Work request>
Every line of the data below should be retyped exactly, with no images carried over.

Top of Dataset excerpts

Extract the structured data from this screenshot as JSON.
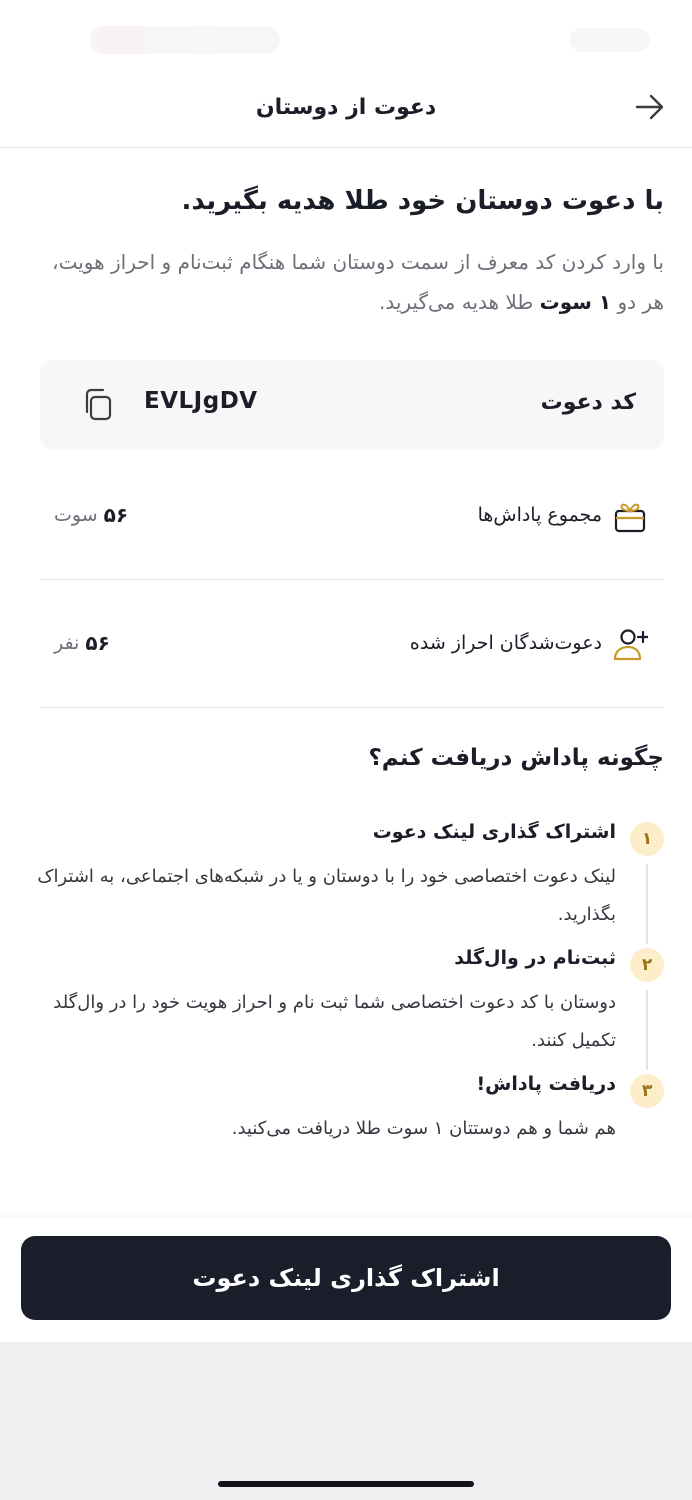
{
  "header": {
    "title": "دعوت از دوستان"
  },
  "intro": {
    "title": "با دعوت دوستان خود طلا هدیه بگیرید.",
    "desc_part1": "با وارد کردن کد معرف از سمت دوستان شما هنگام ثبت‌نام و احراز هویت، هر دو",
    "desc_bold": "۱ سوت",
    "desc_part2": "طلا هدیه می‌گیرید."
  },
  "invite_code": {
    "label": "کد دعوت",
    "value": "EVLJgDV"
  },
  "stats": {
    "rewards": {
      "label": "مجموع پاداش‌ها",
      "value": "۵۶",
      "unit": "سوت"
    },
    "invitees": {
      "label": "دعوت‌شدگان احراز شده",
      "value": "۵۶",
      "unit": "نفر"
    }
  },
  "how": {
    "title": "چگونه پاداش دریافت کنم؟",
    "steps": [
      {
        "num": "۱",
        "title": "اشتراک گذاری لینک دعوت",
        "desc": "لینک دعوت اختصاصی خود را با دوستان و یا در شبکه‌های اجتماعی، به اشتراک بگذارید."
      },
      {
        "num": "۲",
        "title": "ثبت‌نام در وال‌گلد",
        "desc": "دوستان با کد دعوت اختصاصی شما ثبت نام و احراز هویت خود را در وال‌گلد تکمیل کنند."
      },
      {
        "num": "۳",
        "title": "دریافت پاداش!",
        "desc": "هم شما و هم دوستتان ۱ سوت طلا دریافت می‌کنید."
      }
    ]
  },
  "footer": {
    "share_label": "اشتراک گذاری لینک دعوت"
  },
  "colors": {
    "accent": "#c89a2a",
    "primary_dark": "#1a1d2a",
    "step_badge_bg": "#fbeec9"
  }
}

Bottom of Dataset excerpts

Response area>
Extract the structured data from this screenshot as JSON.
{
  "header": {
    "title": "دعوت از دوستان"
  },
  "intro": {
    "title": "با دعوت دوستان خود طلا هدیه بگیرید.",
    "desc_part1": "با وارد کردن کد معرف از سمت دوستان شما هنگام ثبت‌نام و احراز هویت، هر دو",
    "desc_bold": "۱ سوت",
    "desc_part2": "طلا هدیه می‌گیرید."
  },
  "invite_code": {
    "label": "کد دعوت",
    "value": "EVLJgDV"
  },
  "stats": {
    "rewards": {
      "label": "مجموع پاداش‌ها",
      "value": "۵۶",
      "unit": "سوت"
    },
    "invitees": {
      "label": "دعوت‌شدگان احراز شده",
      "value": "۵۶",
      "unit": "نفر"
    }
  },
  "how": {
    "title": "چگونه پاداش دریافت کنم؟",
    "steps": [
      {
        "num": "۱",
        "title": "اشتراک گذاری لینک دعوت",
        "desc": "لینک دعوت اختصاصی خود را با دوستان و یا در شبکه‌های اجتماعی، به اشتراک بگذارید."
      },
      {
        "num": "۲",
        "title": "ثبت‌نام در وال‌گلد",
        "desc": "دوستان با کد دعوت اختصاصی شما ثبت نام و احراز هویت خود را در وال‌گلد تکمیل کنند."
      },
      {
        "num": "۳",
        "title": "دریافت پاداش!",
        "desc": "هم شما و هم دوستتان ۱ سوت طلا دریافت می‌کنید."
      }
    ]
  },
  "footer": {
    "share_label": "اشتراک گذاری لینک دعوت"
  },
  "colors": {
    "accent": "#c89a2a",
    "primary_dark": "#1a1d2a",
    "step_badge_bg": "#fbeec9"
  }
}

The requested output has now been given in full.